City-parish talks tax to fund police precinct
LAFAYETTE — The search for money to pay for enhanced police patrols downtown has sparked talk about a new tax for the area.
City-Parish Councilman Brandon Shelvin, who represents downtown, said he is exploring a possible property tax or other type of assessment on all businesses there to fund a new police precinct.
The tax could replace a controversial special security fee that had been charged only to downtown bars to help fund weekend police patrols along Jefferson Street.
“I think everybody should participate,” Shelvin said, arguing that police not only provide security for the bar crowds but also protect all businesses and property downtown.
Shelvin also said a new downtown precinct could offer better security in general for downtown and the surrounding neighborhoods, not just along Jefferson Street on weekend nights.
The Police Department spends about $500,000 a year on overtime for a special police detail that works the weekend bar crowds on Jefferson Street.
About half of that expense had been funded with a security fee assessed to bars in the area, but the council in April suspended the fee after several bar owners filed lawsuits challenging it.
Councilman Jay Castille said he is lukewarm to the idea of asking all businesses to chip in for the additional downtown police expense, considering the beefed up police presence is needed mainly because of the large weekend bar crowds.
If the bars are making money on those crowds, he said, then the bars should foot the bill for the Police Department to keep those crowds in check.
“I still feel that the bars should pay for the whole security detail,” Castille said.
Councilman William Theriot said he is reluctant to take a firm stance just yet on Shelvin’s idea, but he generally opposes any tax increase.
Theriot also suggested the Downtown Development Authority do more to support the police patrols with revenue from a special property tax already collected from businesses there.
All downtown businesses now pay an extra 10.91-mill property tax that generates about $350,000 a year, said Downtown Development Authority Executive Director Cathy Webre.
She said the money is used for staff, economic and cultural development initiatives, cleanups and a $55,000 payment to the Sheriff’s Office for security services above and beyond what the Police Department offers.
Even if those programs were scrapped, the $350,000 in annual revenue is not enough to pay the Police Department’s current overtime expense for the weekend bar detail.
Webre said she hopes any discussions about a possible new tax would be made in collaboration with the downtown community.
“It’s a timely opportunity for everybody to get back together and look at the big picture,” she said.
The council imposed the bar fee in 2009.
The overtime expense has been hovering around $500,000 a year, and bar owners balked as their security fees steadily climbed, rising to $150 per month for smaller bars to $5,000 per month for larger bars.

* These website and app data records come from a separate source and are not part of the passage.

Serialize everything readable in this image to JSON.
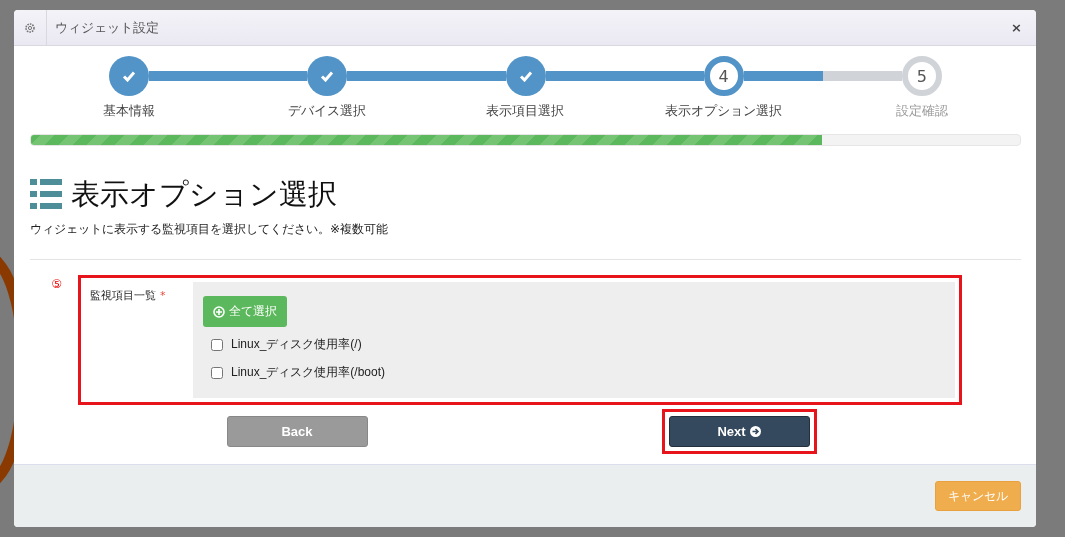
{
  "window": {
    "title": "ウィジェット設定",
    "close": "×"
  },
  "steps": [
    {
      "label": "基本情報",
      "completed": true
    },
    {
      "label": "デバイス選択",
      "completed": true
    },
    {
      "label": "表示項目選択",
      "completed": true
    },
    {
      "label": "表示オプション選択",
      "number": "4",
      "completed": false,
      "active": true
    },
    {
      "label": "設定確認",
      "number": "5",
      "completed": false,
      "active": false
    }
  ],
  "progress": {
    "level": 0.8
  },
  "heading": "表示オプション選択",
  "description": "ウィジェットに表示する監視項目を選択してください。※複数可能",
  "field": {
    "marker": "⑤",
    "label": "監視項目一覧",
    "required_mark": "*",
    "highlighted": true,
    "select_all": "全て選択",
    "options": [
      {
        "label": "Linux_ディスク使用率(/)",
        "checked": false
      },
      {
        "label": "Linux_ディスク使用率(/boot)",
        "checked": false
      }
    ]
  },
  "buttons": [
    {
      "label": "Back",
      "kind": "back"
    },
    {
      "label": "Next",
      "kind": "next",
      "highlighted": true
    }
  ],
  "footer": {
    "cancel": "キャンセル"
  }
}
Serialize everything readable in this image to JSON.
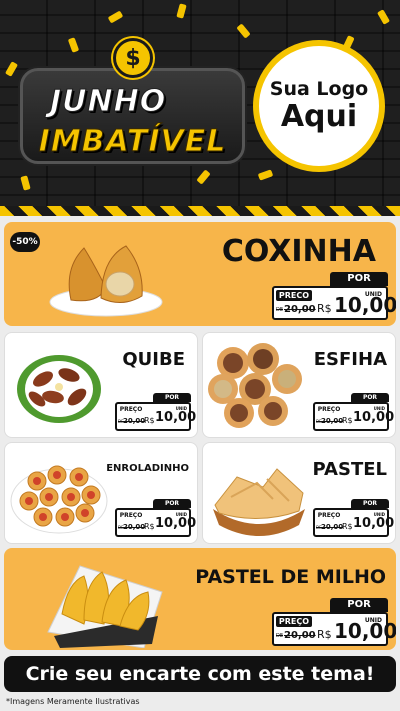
{
  "header": {
    "brand_line1": "JUNHO",
    "brand_line2": "IMBATÍVEL",
    "coin_symbol": "$",
    "logo_line1": "Sua Logo",
    "logo_line2": "Aqui"
  },
  "colors": {
    "accent": "#f5c400",
    "card_orange": "#f7b54a",
    "dark": "#111111"
  },
  "products": {
    "coxinha": {
      "name": "COXINHA",
      "discount": "-50%",
      "por": "POR",
      "preco": "PRECO",
      "de": "DE",
      "old": "20,00",
      "currency": "R$",
      "price": "10,00",
      "unit": "UNID",
      "icon": "coxinha-image"
    },
    "quibe": {
      "name": "QUIBE",
      "por": "POR",
      "preco": "PREÇO",
      "de": "DE",
      "old": "20,00",
      "currency": "R$",
      "price": "10,00",
      "unit": "UNID",
      "icon": "quibe-image"
    },
    "esfiha": {
      "name": "ESFIHA",
      "por": "POR",
      "preco": "PREÇO",
      "de": "DE",
      "old": "20,00",
      "currency": "R$",
      "price": "10,00",
      "unit": "UNID",
      "icon": "esfiha-image"
    },
    "enroladinho": {
      "name": "ENROLADINHO",
      "por": "POR",
      "preco": "PREÇO",
      "de": "DE",
      "old": "20,00",
      "currency": "R$",
      "price": "10,00",
      "unit": "UNID",
      "icon": "enroladinho-image"
    },
    "pastel": {
      "name": "PASTEL",
      "por": "POR",
      "preco": "PREÇO",
      "de": "DE",
      "old": "20,00",
      "currency": "R$",
      "price": "10,00",
      "unit": "UNID",
      "icon": "pastel-image"
    },
    "pastel_milho": {
      "name": "PASTEL DE MILHO",
      "por": "POR",
      "preco": "PREÇO",
      "de": "DE",
      "old": "20,00",
      "currency": "R$",
      "price": "10,00",
      "unit": "UNID",
      "icon": "pastel-milho-image"
    }
  },
  "footer": {
    "cta": "Crie seu encarte com este tema!",
    "note": "*Imagens Meramente Ilustrativas"
  }
}
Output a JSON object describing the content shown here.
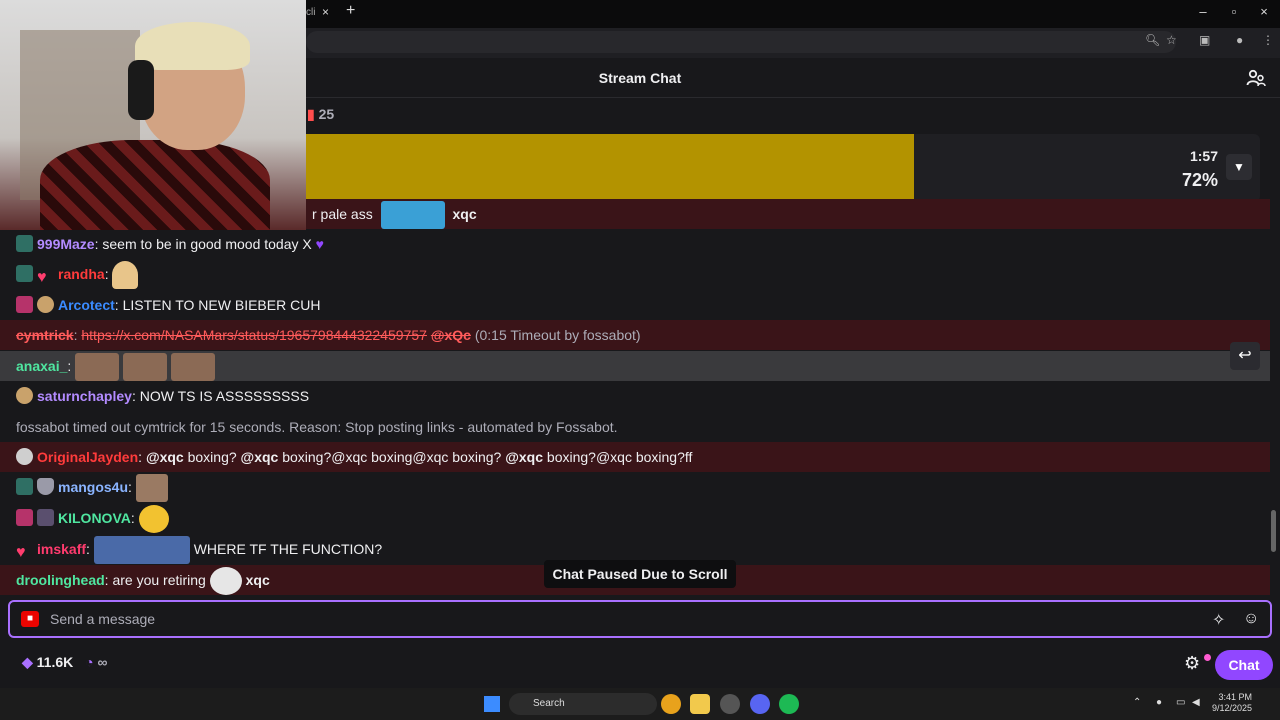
{
  "browser": {
    "tab_close": "×",
    "tab_new": "+",
    "window_controls": [
      "–",
      "▫",
      "×"
    ]
  },
  "header": {
    "title": "Stream Chat"
  },
  "gift_count": "25",
  "poll": {
    "time": "1:57",
    "percent_label": "72%",
    "percent": 0.72
  },
  "messages": [
    {
      "id": "m0",
      "text": "r pale ass",
      "trail": "xqc"
    },
    {
      "id": "m1",
      "user": "999Maze",
      "user_color": "#b38bff",
      "text": "seem to be in good mood today X"
    },
    {
      "id": "m2",
      "user": "randha",
      "user_color": "#ff3b3b"
    },
    {
      "id": "m3",
      "user": "Arcotect",
      "user_color": "#3a8bff",
      "text": "LISTEN TO NEW BIEBER CUH"
    },
    {
      "id": "m4",
      "user": "cymtrick",
      "user_color": "#ff3b3b",
      "link": "https://x.com/NASAMars/status/1965798444322459757",
      "mention": "@xQc",
      "note": "(0:15 Timeout by fossabot)"
    },
    {
      "id": "m5",
      "user": "anaxai_",
      "user_color": "#4fe6a0"
    },
    {
      "id": "m6",
      "user": "saturnchapley",
      "user_color": "#b38bff",
      "text": "NOW TS IS ASSSSSSSSS"
    },
    {
      "id": "m7",
      "system": "fossabot timed out cymtrick for 15 seconds. Reason: Stop posting links - automated by Fossabot."
    },
    {
      "id": "m8",
      "user": "OriginalJayden",
      "user_color": "#ff3b3b",
      "parts": [
        "@xqc",
        " boxing? ",
        "@xqc",
        " boxing?@xqc boxing@xqc boxing? ",
        "@xqc",
        " boxing?@xqc boxing?ff"
      ]
    },
    {
      "id": "m9",
      "user": "mangos4u",
      "user_color": "#8ab4ff"
    },
    {
      "id": "m10",
      "user": "KILONOVA",
      "user_color": "#4fe6a0"
    },
    {
      "id": "m11",
      "user": "imskaff",
      "user_color": "#ff3b6e",
      "text": "WHERE TF THE FUNCTION?"
    },
    {
      "id": "m12",
      "user": "droolinghead",
      "user_color": "#4fe6a0",
      "text": "are you retiring",
      "trail": "xqc"
    }
  ],
  "paused_label": "Chat Paused Due to Scroll",
  "input": {
    "placeholder": "Send a message"
  },
  "footer": {
    "points": "11.6K",
    "infinity": "∞",
    "chat_button": "Chat"
  },
  "taskbar": {
    "search": "Search",
    "time": "3:41 PM",
    "date": "9/12/2025"
  },
  "colors": {
    "accent": "#9147ff",
    "poll_fill": "#b39300",
    "highlight_row": "#3a1418"
  },
  "icons": [
    "users-icon",
    "chevron-down-icon",
    "reply-icon",
    "camera-icon",
    "sparkle-icon",
    "emoji-icon",
    "gear-icon",
    "channel-points-icon",
    "clock-icon"
  ]
}
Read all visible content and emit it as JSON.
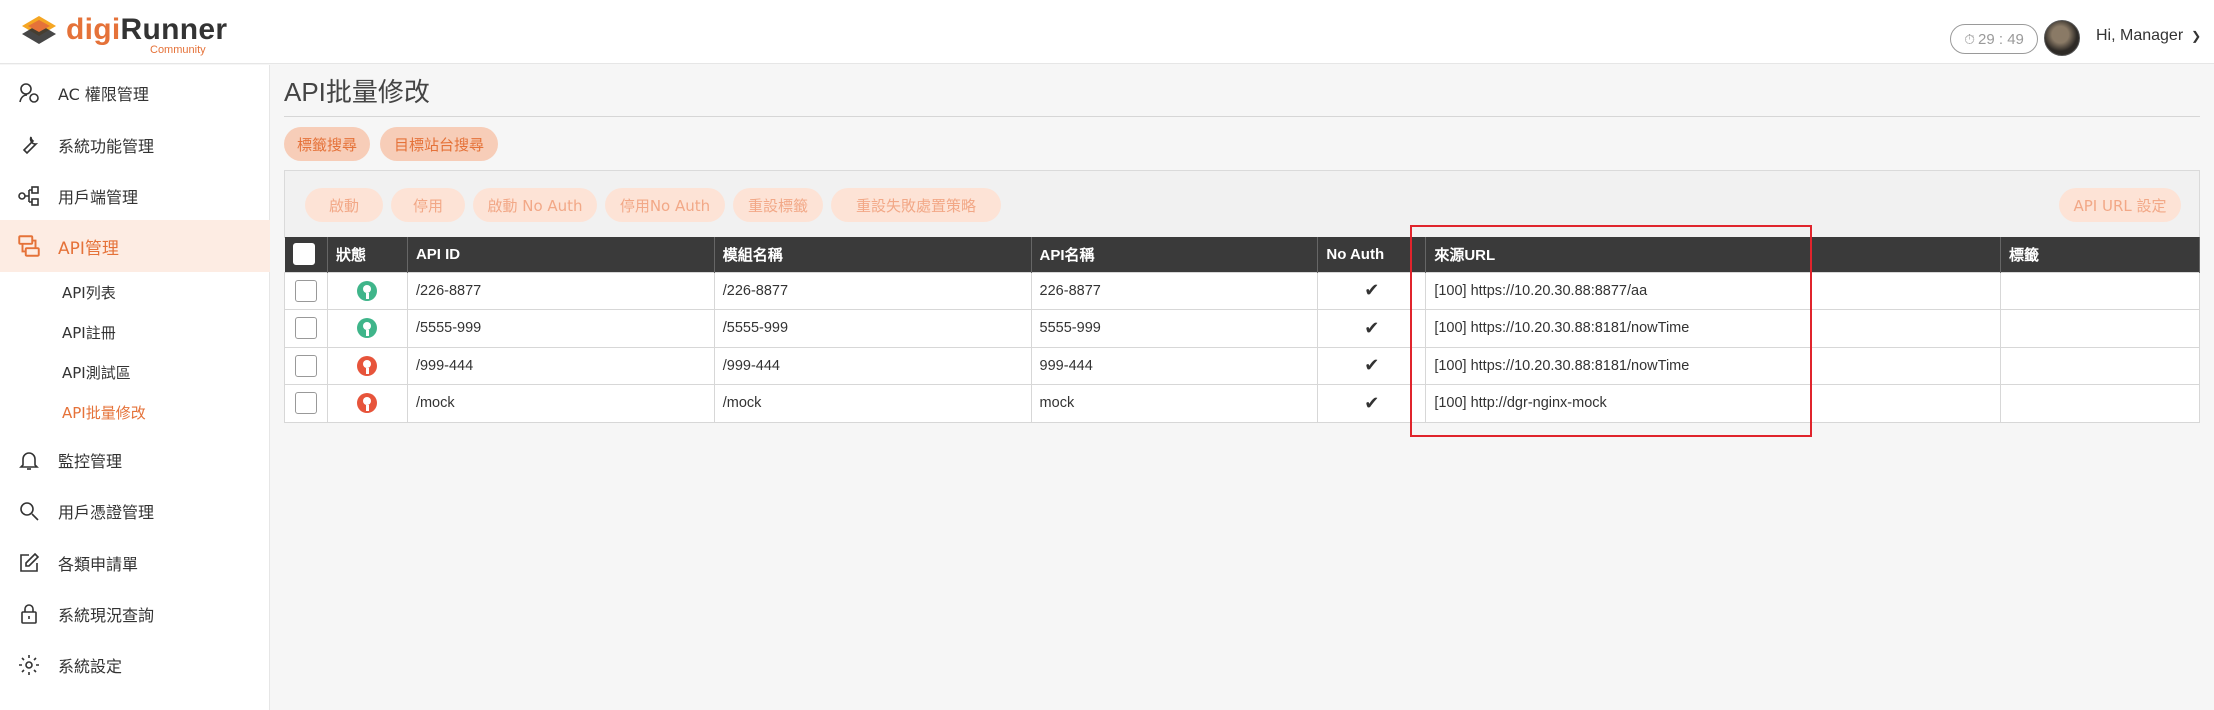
{
  "app": {
    "logo_digi": "digi",
    "logo_runner": "Runner",
    "logo_sub": "Community",
    "timer": "29 : 49",
    "greeting": "Hi, Manager"
  },
  "sidebar": {
    "items": [
      {
        "label": "AC 權限管理",
        "icon": "user-permission-icon"
      },
      {
        "label": "系統功能管理",
        "icon": "wrench-icon"
      },
      {
        "label": "用戶端管理",
        "icon": "client-nodes-icon"
      },
      {
        "label": "API管理",
        "icon": "api-icon"
      },
      {
        "label": "監控管理",
        "icon": "bell-icon"
      },
      {
        "label": "用戶憑證管理",
        "icon": "search-icon"
      },
      {
        "label": "各類申請單",
        "icon": "edit-icon"
      },
      {
        "label": "系統現況查詢",
        "icon": "lock-icon"
      },
      {
        "label": "系統設定",
        "icon": "gear-icon"
      }
    ],
    "sub_items": [
      "API列表",
      "API註冊",
      "API測試區",
      "API批量修改"
    ]
  },
  "main": {
    "title": "API批量修改",
    "search_tabs": [
      "標籤搜尋",
      "目標站台搜尋"
    ],
    "actions": [
      "啟動",
      "停用",
      "啟動 No Auth",
      "停用No Auth",
      "重設標籤",
      "重設失敗處置策略"
    ],
    "url_setting": "API URL 設定",
    "columns": [
      "狀態",
      "API ID",
      "模組名稱",
      "API名稱",
      "No Auth",
      "來源URL",
      "標籤"
    ],
    "rows": [
      {
        "status": "on",
        "api_id": "/226-8877",
        "module": "/226-8877",
        "name": "226-8877",
        "no_auth": "✔",
        "url": "[100] https://10.20.30.88:8877/aa",
        "tag": ""
      },
      {
        "status": "on",
        "api_id": "/5555-999",
        "module": "/5555-999",
        "name": "5555-999",
        "no_auth": "✔",
        "url": "[100] https://10.20.30.88:8181/nowTime",
        "tag": ""
      },
      {
        "status": "off",
        "api_id": "/999-444",
        "module": "/999-444",
        "name": "999-444",
        "no_auth": "✔",
        "url": "[100] https://10.20.30.88:8181/nowTime",
        "tag": ""
      },
      {
        "status": "off",
        "api_id": "/mock",
        "module": "/mock",
        "name": "mock",
        "no_auth": "✔",
        "url": "[100] http://dgr-nginx-mock",
        "tag": ""
      }
    ]
  },
  "colors": {
    "accent": "#e57239",
    "status_on": "#3fb58a",
    "status_off": "#e7543b",
    "highlight": "#e0242c"
  }
}
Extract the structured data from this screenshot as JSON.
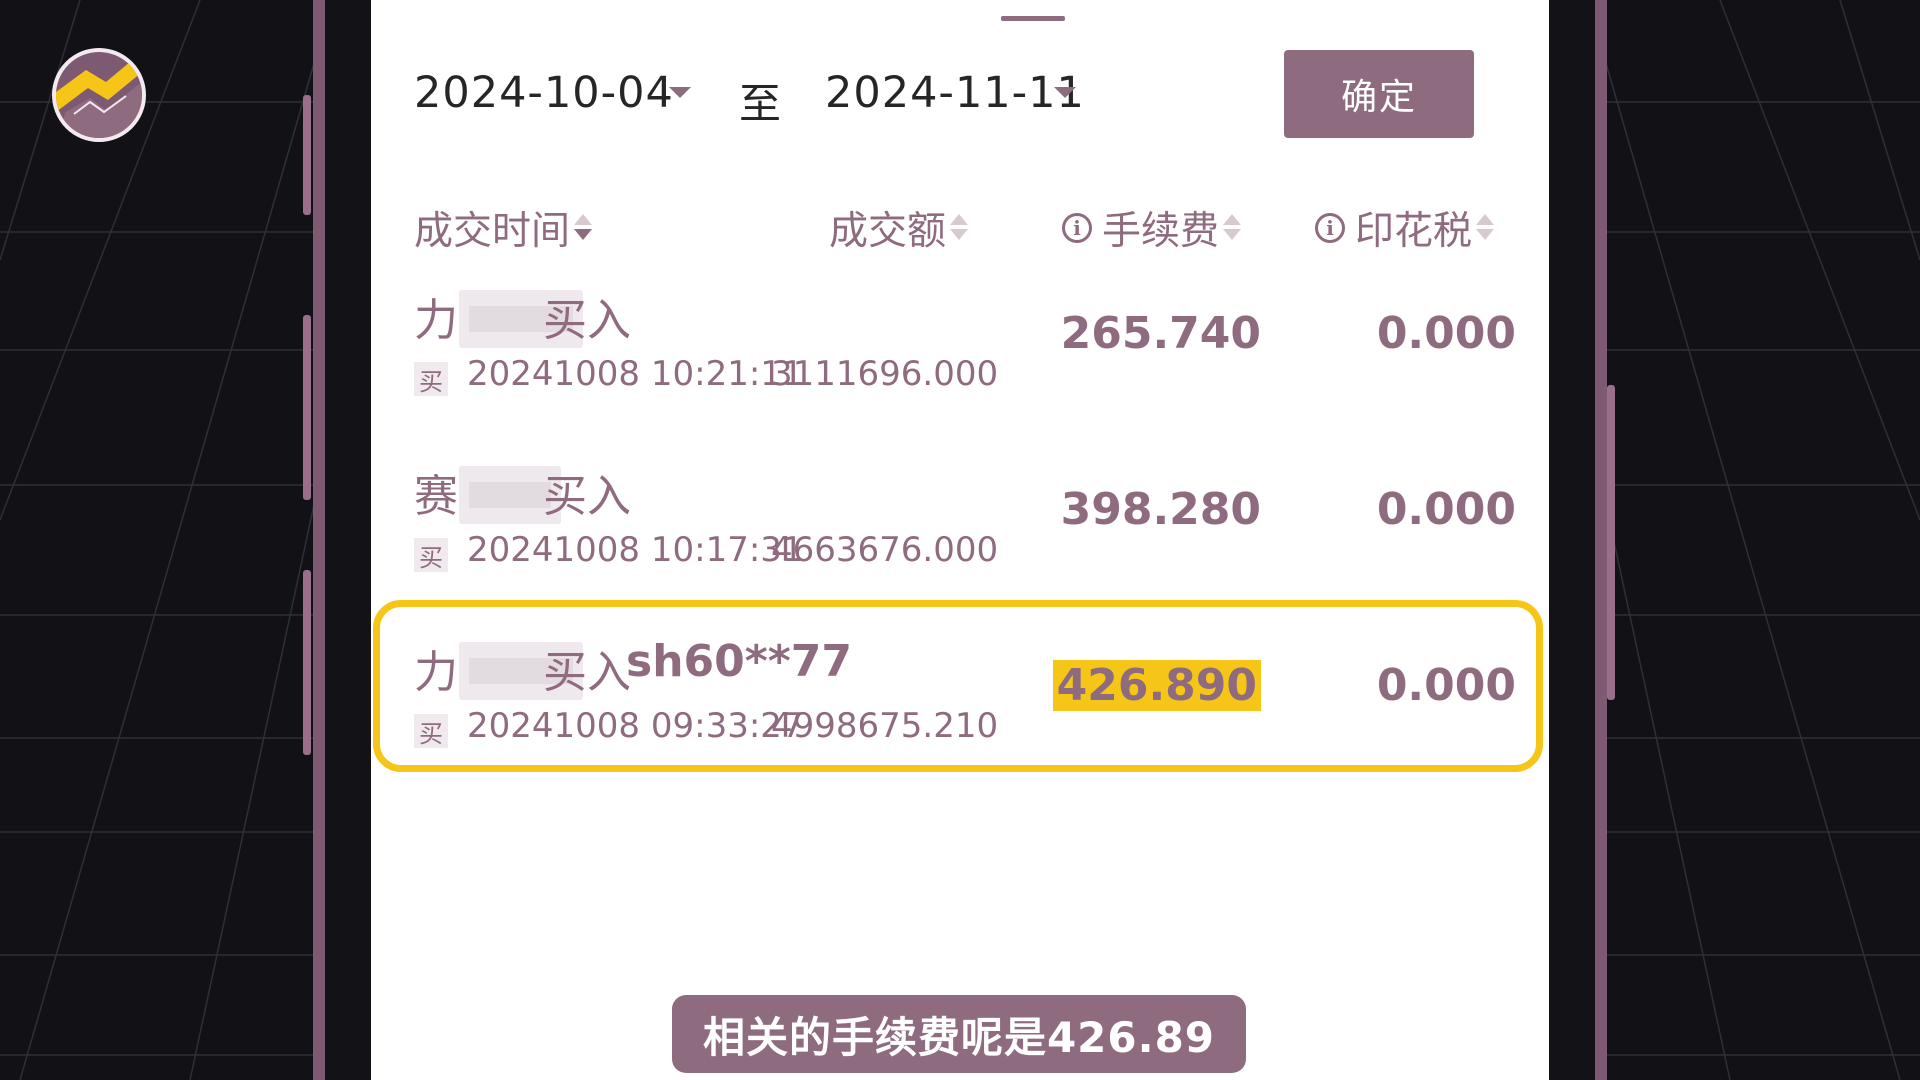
{
  "date_range": {
    "start": "2024-10-04",
    "separator": "至",
    "end": "2024-11-11",
    "confirm_label": "确定"
  },
  "columns": {
    "time": "成交时间",
    "amount": "成交额",
    "fee": "手续费",
    "tax": "印花税"
  },
  "trades": [
    {
      "name": "力",
      "code": "",
      "side": "买入",
      "tag": "买",
      "time": "20241008 10:21:11",
      "amount": "3111696.000",
      "fee": "265.740",
      "tax": "0.000"
    },
    {
      "name": "赛",
      "code": "",
      "side": "买入",
      "tag": "买",
      "time": "20241008 10:17:31",
      "amount": "4663676.000",
      "fee": "398.280",
      "tax": "0.000"
    },
    {
      "name": "力",
      "code": "sh60**77",
      "side": "买入",
      "tag": "买",
      "time": "20241008 09:33:27",
      "amount": "4998675.210",
      "fee": "426.890",
      "tax": "0.000"
    }
  ],
  "subtitle": "相关的手续费呢是426.89",
  "colors": {
    "accent": "#8f6b80",
    "highlight": "#f5c518",
    "background": "#121217"
  },
  "icons": {
    "sort": "sort-icon",
    "info": "info-icon",
    "dropdown": "chevron-down-icon"
  }
}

Seven bars filed lawsuits earlier this year seeking to repeal the fee, arguing it improperly singles out one group of businesses to pay for a standard public service.
The suspension of the bar security fee leaves a budget gap for the downtown detail that could be tough to fill, considering the city-parish administration estimates next year’s budget will have to be $5 million leaner than this year’s because revenues are not keeping pace with expenses.
Police Chief Jim Craft told council members last week he is planning to trim about $100,000 from the downtown detail’s annual expense, dropping from $500,000 to less than $400,000.
“We reached a point where we were forced to scale back the operation,” the chief said.
If there is no tax or special bar fee in place, city-parish government still needs to find the money to allow the police to keep order in an area where thousands of bar patrons descend each weekend, Castille said.
The councilman said he fears that drunken arguments could quickly escalate if police officers are not downtown to keep the peace.
“We are going to have to find some funding,” he said. “If we don’t have that police presence to prevent that, we are going to lose some lives down there.”